___ Available data

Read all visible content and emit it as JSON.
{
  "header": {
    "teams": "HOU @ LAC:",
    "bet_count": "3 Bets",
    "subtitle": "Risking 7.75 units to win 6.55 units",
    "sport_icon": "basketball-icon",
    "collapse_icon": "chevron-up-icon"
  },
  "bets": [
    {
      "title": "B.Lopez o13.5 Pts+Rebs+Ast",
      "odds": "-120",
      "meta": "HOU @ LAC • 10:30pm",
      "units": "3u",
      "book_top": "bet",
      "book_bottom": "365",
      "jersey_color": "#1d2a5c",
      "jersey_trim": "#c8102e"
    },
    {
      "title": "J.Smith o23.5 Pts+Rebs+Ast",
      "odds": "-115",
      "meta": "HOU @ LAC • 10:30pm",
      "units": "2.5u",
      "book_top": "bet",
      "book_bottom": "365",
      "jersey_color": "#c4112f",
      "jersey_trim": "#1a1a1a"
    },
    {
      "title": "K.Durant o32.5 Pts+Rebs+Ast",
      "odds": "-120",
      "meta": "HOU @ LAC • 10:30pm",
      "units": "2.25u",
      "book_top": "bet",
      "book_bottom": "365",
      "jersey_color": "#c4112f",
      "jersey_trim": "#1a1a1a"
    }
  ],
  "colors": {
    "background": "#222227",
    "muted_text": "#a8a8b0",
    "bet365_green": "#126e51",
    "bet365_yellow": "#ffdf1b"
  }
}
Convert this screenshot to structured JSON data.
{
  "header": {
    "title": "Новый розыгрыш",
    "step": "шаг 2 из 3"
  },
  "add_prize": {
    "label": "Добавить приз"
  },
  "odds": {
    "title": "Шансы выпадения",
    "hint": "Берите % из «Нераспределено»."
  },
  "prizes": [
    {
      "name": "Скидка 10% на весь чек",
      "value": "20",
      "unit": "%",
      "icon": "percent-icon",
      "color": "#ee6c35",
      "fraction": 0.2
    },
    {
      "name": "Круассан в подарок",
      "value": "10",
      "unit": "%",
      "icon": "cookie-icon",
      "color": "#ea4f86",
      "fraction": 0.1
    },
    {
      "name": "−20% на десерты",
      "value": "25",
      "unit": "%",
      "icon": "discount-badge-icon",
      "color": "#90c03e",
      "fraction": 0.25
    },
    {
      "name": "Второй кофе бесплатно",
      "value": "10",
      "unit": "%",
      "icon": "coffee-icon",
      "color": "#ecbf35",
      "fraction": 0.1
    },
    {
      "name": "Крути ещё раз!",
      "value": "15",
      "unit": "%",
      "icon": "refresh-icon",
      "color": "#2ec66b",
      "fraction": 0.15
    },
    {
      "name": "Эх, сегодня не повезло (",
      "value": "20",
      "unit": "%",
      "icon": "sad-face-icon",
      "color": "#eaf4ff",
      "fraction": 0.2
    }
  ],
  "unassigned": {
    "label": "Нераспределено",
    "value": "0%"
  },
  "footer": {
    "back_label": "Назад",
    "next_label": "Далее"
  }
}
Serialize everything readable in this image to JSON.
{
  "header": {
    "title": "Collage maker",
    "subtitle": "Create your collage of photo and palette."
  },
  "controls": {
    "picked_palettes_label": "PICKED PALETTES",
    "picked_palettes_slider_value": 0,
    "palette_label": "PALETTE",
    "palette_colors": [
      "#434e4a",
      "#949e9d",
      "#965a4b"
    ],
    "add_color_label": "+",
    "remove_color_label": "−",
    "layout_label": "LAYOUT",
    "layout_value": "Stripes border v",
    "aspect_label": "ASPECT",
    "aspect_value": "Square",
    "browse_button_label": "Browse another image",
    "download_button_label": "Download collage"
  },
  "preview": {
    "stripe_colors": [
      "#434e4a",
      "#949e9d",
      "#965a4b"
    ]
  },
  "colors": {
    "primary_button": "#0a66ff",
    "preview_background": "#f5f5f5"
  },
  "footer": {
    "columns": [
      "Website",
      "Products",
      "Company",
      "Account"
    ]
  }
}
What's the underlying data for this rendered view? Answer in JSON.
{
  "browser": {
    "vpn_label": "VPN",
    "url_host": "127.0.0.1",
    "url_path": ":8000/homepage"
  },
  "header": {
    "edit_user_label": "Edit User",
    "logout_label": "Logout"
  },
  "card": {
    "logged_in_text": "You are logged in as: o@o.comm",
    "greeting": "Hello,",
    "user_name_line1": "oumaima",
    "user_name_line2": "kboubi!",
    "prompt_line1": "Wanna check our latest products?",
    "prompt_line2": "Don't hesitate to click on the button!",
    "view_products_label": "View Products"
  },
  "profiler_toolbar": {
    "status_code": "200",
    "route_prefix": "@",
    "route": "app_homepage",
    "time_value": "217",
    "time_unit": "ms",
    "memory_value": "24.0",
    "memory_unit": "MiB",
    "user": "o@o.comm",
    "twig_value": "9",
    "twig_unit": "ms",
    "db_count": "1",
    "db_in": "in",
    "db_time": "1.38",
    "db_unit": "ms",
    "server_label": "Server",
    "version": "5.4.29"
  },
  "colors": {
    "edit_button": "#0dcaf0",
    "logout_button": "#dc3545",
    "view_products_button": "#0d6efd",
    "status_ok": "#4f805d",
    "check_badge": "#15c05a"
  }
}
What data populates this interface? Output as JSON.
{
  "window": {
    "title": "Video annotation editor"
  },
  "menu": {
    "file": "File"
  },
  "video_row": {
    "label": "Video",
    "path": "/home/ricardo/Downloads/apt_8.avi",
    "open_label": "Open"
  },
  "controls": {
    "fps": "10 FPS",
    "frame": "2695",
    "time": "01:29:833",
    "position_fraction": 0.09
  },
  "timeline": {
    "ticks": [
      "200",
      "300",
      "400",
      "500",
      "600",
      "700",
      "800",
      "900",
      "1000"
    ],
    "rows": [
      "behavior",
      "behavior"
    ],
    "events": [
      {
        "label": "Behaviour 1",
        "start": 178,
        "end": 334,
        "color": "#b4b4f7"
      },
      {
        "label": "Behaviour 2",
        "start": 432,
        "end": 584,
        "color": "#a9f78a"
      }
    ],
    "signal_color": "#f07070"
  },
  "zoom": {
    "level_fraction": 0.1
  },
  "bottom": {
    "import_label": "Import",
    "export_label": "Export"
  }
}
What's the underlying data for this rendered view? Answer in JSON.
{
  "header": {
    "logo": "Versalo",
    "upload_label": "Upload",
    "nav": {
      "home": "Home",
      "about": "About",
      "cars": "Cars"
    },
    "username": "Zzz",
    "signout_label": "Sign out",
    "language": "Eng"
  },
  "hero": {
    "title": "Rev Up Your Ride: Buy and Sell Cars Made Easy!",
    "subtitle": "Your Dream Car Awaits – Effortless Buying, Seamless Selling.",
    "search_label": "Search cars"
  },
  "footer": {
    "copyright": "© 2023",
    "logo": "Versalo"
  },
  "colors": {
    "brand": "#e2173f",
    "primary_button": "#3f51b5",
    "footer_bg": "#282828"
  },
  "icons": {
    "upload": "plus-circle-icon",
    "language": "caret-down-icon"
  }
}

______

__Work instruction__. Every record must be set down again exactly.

__Problem solution__.
Read all visible content and emit it as JSON.
{
  "header": {
    "teams": "HOU @ LAC:",
    "bet_count": "3 Bets",
    "subtitle": "Risking 7.75 units to win 6.55 units",
    "sport_icon": "basketball-icon",
    "collapse_icon": "chevron-up-icon"
  },
  "bets": [
    {
      "title": "B.Lopez o13.5 Pts+Rebs+Ast",
      "odds": "-120",
      "meta": "HOU @ LAC • 10:30pm",
      "units": "3u",
      "book_top": "bet",
      "book_bottom": "365",
      "jersey_color": "#1d2a5c",
      "jersey_trim": "#c8102e"
    },
    {
      "title": "J.Smith o23.5 Pts+Rebs+Ast",
      "odds": "-115",
      "meta": "HOU @ LAC • 10:30pm",
      "units": "2.5u",
      "book_top": "bet",
      "book_bottom": "365",
      "jersey_color": "#c4112f",
      "jersey_trim": "#1a1a1a"
    },
    {
      "title": "K.Durant o32.5 Pts+Rebs+Ast",
      "odds": "-120",
      "meta": "HOU @ LAC • 10:30pm",
      "units": "2.25u",
      "book_top": "bet",
      "book_bottom": "365",
      "jersey_color": "#c4112f",
      "jersey_trim": "#1a1a1a"
    }
  ],
  "colors": {
    "background": "#222227",
    "muted_text": "#a8a8b0",
    "bet365_green": "#126e51",
    "bet365_yellow": "#ffdf1b"
  }
}
Convert this screenshot to structured JSON data.
{
  "header": {
    "title": "Новый розыгрыш",
    "step": "шаг 2 из 3"
  },
  "add_prize": {
    "label": "Добавить приз"
  },
  "odds": {
    "title": "Шансы выпадения",
    "hint": "Берите % из «Нераспределено»."
  },
  "prizes": [
    {
      "name": "Скидка 10% на весь чек",
      "value": "20",
      "unit": "%",
      "icon": "percent-icon",
      "color": "#ee6c35",
      "fraction": 0.2
    },
    {
      "name": "Круассан в подарок",
      "value": "10",
      "unit": "%",
      "icon": "cookie-icon",
      "color": "#ea4f86",
      "fraction": 0.1
    },
    {
      "name": "−20% на десерты",
      "value": "25",
      "unit": "%",
      "icon": "discount-badge-icon",
      "color": "#90c03e",
      "fraction": 0.25
    },
    {
      "name": "Второй кофе бесплатно",
      "value": "10",
      "unit": "%",
      "icon": "coffee-icon",
      "color": "#ecbf35",
      "fraction": 0.1
    },
    {
      "name": "Крути ещё раз!",
      "value": "15",
      "unit": "%",
      "icon": "refresh-icon",
      "color": "#2ec66b",
      "fraction": 0.15
    },
    {
      "name": "Эх, сегодня не повезло (",
      "value": "20",
      "unit": "%",
      "icon": "sad-face-icon",
      "color": "#eaf4ff",
      "fraction": 0.2
    }
  ],
  "unassigned": {
    "label": "Нераспределено",
    "value": "0%"
  },
  "footer": {
    "back_label": "Назад",
    "next_label": "Далее"
  }
}
Serialize everything readable in this image to JSON.
{
  "header": {
    "title": "Collage maker",
    "subtitle": "Create your collage of photo and palette."
  },
  "controls": {
    "picked_palettes_label": "PICKED PALETTES",
    "picked_palettes_slider_value": 0,
    "palette_label": "PALETTE",
    "palette_colors": [
      "#434e4a",
      "#949e9d",
      "#965a4b"
    ],
    "add_color_label": "+",
    "remove_color_label": "−",
    "layout_label": "LAYOUT",
    "layout_value": "Stripes border v",
    "aspect_label": "ASPECT",
    "aspect_value": "Square",
    "browse_button_label": "Browse another image",
    "download_button_label": "Download collage"
  },
  "preview": {
    "stripe_colors": [
      "#434e4a",
      "#949e9d",
      "#965a4b"
    ]
  },
  "colors": {
    "primary_button": "#0a66ff",
    "preview_background": "#f5f5f5"
  },
  "footer": {
    "columns": [
      "Website",
      "Products",
      "Company",
      "Account"
    ]
  }
}
What's the underlying data for this rendered view? Answer in JSON.
{
  "browser": {
    "vpn_label": "VPN",
    "url_host": "127.0.0.1",
    "url_path": ":8000/homepage"
  },
  "header": {
    "edit_user_label": "Edit User",
    "logout_label": "Logout"
  },
  "card": {
    "logged_in_text": "You are logged in as: o@o.comm",
    "greeting": "Hello,",
    "user_name_line1": "oumaima",
    "user_name_line2": "kboubi!",
    "prompt_line1": "Wanna check our latest products?",
    "prompt_line2": "Don't hesitate to click on the button!",
    "view_products_label": "View Products"
  },
  "profiler_toolbar": {
    "status_code": "200",
    "route_prefix": "@",
    "route": "app_homepage",
    "time_value": "217",
    "time_unit": "ms",
    "memory_value": "24.0",
    "memory_unit": "MiB",
    "user": "o@o.comm",
    "twig_value": "9",
    "twig_unit": "ms",
    "db_count": "1",
    "db_in": "in",
    "db_time": "1.38",
    "db_unit": "ms",
    "server_label": "Server",
    "version": "5.4.29"
  },
  "colors": {
    "edit_button": "#0dcaf0",
    "logout_button": "#dc3545",
    "view_products_button": "#0d6efd",
    "status_ok": "#4f805d",
    "check_badge": "#15c05a"
  }
}
What data populates this interface? Output as JSON.
{
  "window": {
    "title": "Video annotation editor"
  },
  "menu": {
    "file": "File"
  },
  "video_row": {
    "label": "Video",
    "path": "/home/ricardo/Downloads/apt_8.avi",
    "open_label": "Open"
  },
  "controls": {
    "fps": "10 FPS",
    "frame": "2695",
    "time": "01:29:833",
    "position_fraction": 0.09
  },
  "timeline": {
    "ticks": [
      "200",
      "300",
      "400",
      "500",
      "600",
      "700",
      "800",
      "900",
      "1000"
    ],
    "rows": [
      "behavior",
      "behavior"
    ],
    "events": [
      {
        "label": "Behaviour 1",
        "start": 178,
        "end": 334,
        "color": "#b4b4f7"
      },
      {
        "label": "Behaviour 2",
        "start": 432,
        "end": 584,
        "color": "#a9f78a"
      }
    ],
    "signal_color": "#f07070"
  },
  "zoom": {
    "level_fraction": 0.1
  },
  "bottom": {
    "import_label": "Import",
    "export_label": "Export"
  }
}
What's the underlying data for this rendered view? Answer in JSON.
{
  "header": {
    "logo": "Versalo",
    "upload_label": "Upload",
    "nav": {
      "home": "Home",
      "about": "About",
      "cars": "Cars"
    },
    "username": "Zzz",
    "signout_label": "Sign out",
    "language": "Eng"
  },
  "hero": {
    "title": "Rev Up Your Ride: Buy and Sell Cars Made Easy!",
    "subtitle": "Your Dream Car Awaits – Effortless Buying, Seamless Selling.",
    "search_label": "Search cars"
  },
  "footer": {
    "copyright": "© 2023",
    "logo": "Versalo"
  },
  "colors": {
    "brand": "#e2173f",
    "primary_button": "#3f51b5",
    "footer_bg": "#282828"
  },
  "icons": {
    "upload": "plus-circle-icon",
    "language": "caret-down-icon"
  }
}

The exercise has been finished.